Signage on the wall stated all cameras & video cameras must be handed over before entering (which we’d paid little heed).
A quick pat down revealed my camera in my pocket, it was taken from me (despite the signs, I was seriously shocked, as no phones were confiscated), so as a result I have no images from within the arena itself!
Despair not however, as I have managed to procure a couple of images from the night, taken by, you guessed it, a camera phone, of which there were hundreds in constant use throughout the entire event!
Not a single security guard within the complex itself batted an eyelid!

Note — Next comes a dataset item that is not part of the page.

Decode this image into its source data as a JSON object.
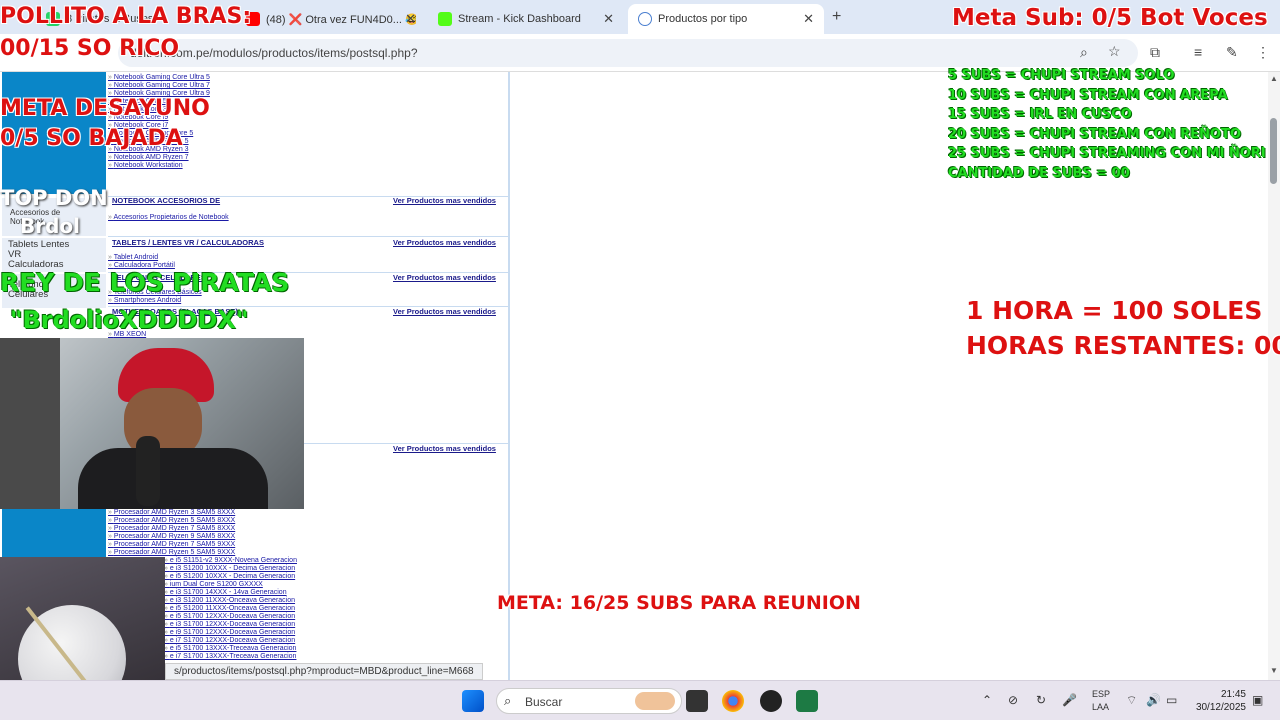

Go figure…
We ordered ourselves a round of beers (they treat you well here with service at your seats) then almost fell over in shock (lucky we were already sitting down) when they were tallied up at $60.00 pesos each!

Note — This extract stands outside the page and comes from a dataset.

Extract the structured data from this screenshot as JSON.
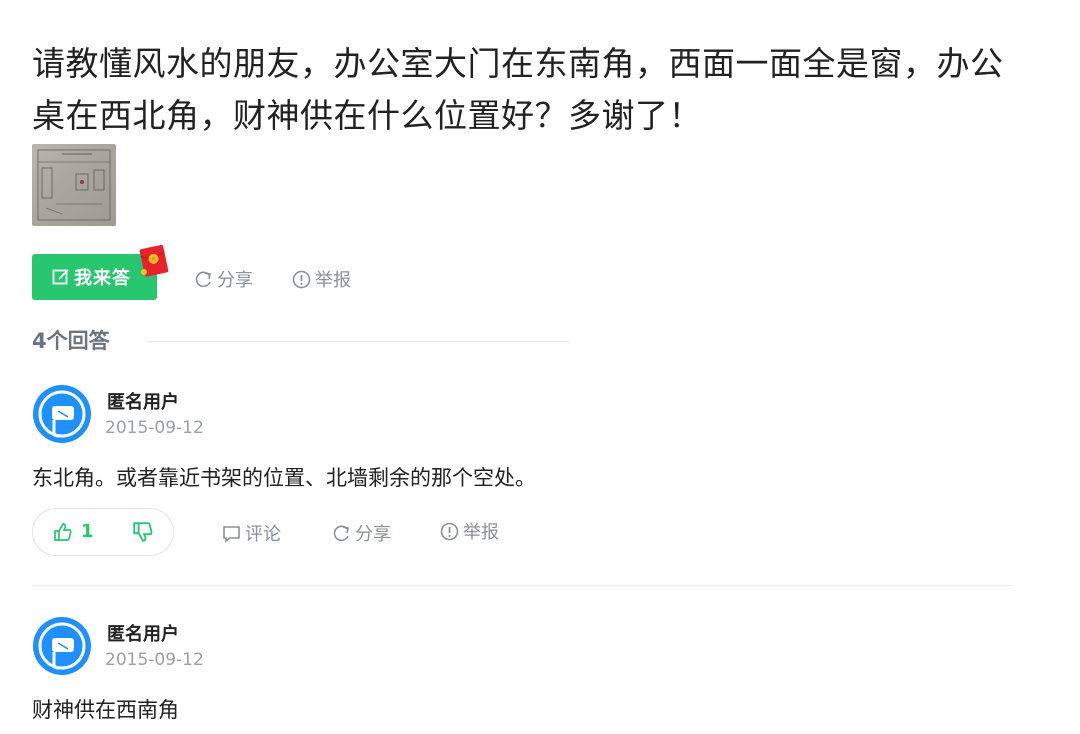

We coughed up the necessary pesos, proceeded to grizzle and groan for a bit until Sarah, out of the corner of her eye, noticed that the beers were actually 2 bottles to a cup!
That didn’t seem so bad…
Now what followed was so ridiculous, it was brilliant.
The Lucha Libre wrestling has a reputation for being even more over the top than it’s equivalent north of the border and it certainly did not disappoint.
With the whole show going on for over 3 hours as well, we certainly couldn’t argue that we didn’t get our moneys worth (in fact to us, it was possibly an hour too long)!
When we consider that one of the stars of the show (although Marks star for the night was a female Canadian wrestler known as Dark Angel), the legendary Azul Pantera is well into his 50’s, it was just another parallel with its equivalent competition in the United States!
The late finale to the proceedings (we didn’t depart the arena until close to midnight) meant the metro wasn’t an option, so a late night walk through what was one of the worse (at least in appearance) areas of the city we’d visited was what ensued.
Ultimately there was little of concern, although we all found our eyes darting in every direction at one point when 4 youths disappeared off the street, seemingly to positions that made them look as though we were surrounded…
We obviously survived (not only because I’ve written this since) as by the following afternoon we found ourselves amidst a sea of blue, strolling towards Estadio Azul for our first taste of Mexican football.
Never having really followed the game here, we couldn’t help but jump in and support the home side.
We didn’t fully understand at the time, but the game was also used as an opportunity to farewell club and former Mexican national footballer Javier Guzman who’d passed away only the week before.
Settling down with our beers (again, there was service at our seats), it wasn’t long before there was action aplenty as inside the first ten minutes there was a penalty to the home side, and a 1-0 lead was established.
It was also about then that the rains came… and continued for the remaining 80 minutes of the match!
Occasionally the rains slackened, but the majority of the games remaining minutes saw us huddled at the very back of the stand, trying to both find shelter from the rains (we didn’t bring rain jackets or even ponchos) and huddle together for warmth.
On about half an hour, the away fans, surrounded by riot police and confined to a small bay on the upper most tier found something to cheer about with a well taken equaliser, which only further darkened the mood of the home fans (hey, that’s us now as well).
But despite the cold and despite the wet, we were able to smile about something, as with 20 minutes to go, a scrambled winner was scored and our boys from Cruz Azul took home all 3 points on a fairly miserable day.
By this time we were both soaked, and Sarah was freezing.
So much so, that even a hot shower back at the hostel wasn’t enough to get some warmth back in her bones!
* Our walk to the wrestling cost us nothing and even adding a couple of beers, the $173.00 pesos we each paid was far cheaper than the $350.00 pesos per person price tag offered by our hostel.
* The prices (appear to) vary from event to event, so the cheapest method would be to by the cheapest ticket option in ring 8 or 9 then move closer to the front on entry (this may not work if the crowd is larger than we experienced).
* Journeys to The Blue House and the football all involved the metro at a cost of $5.00 pesos each one way.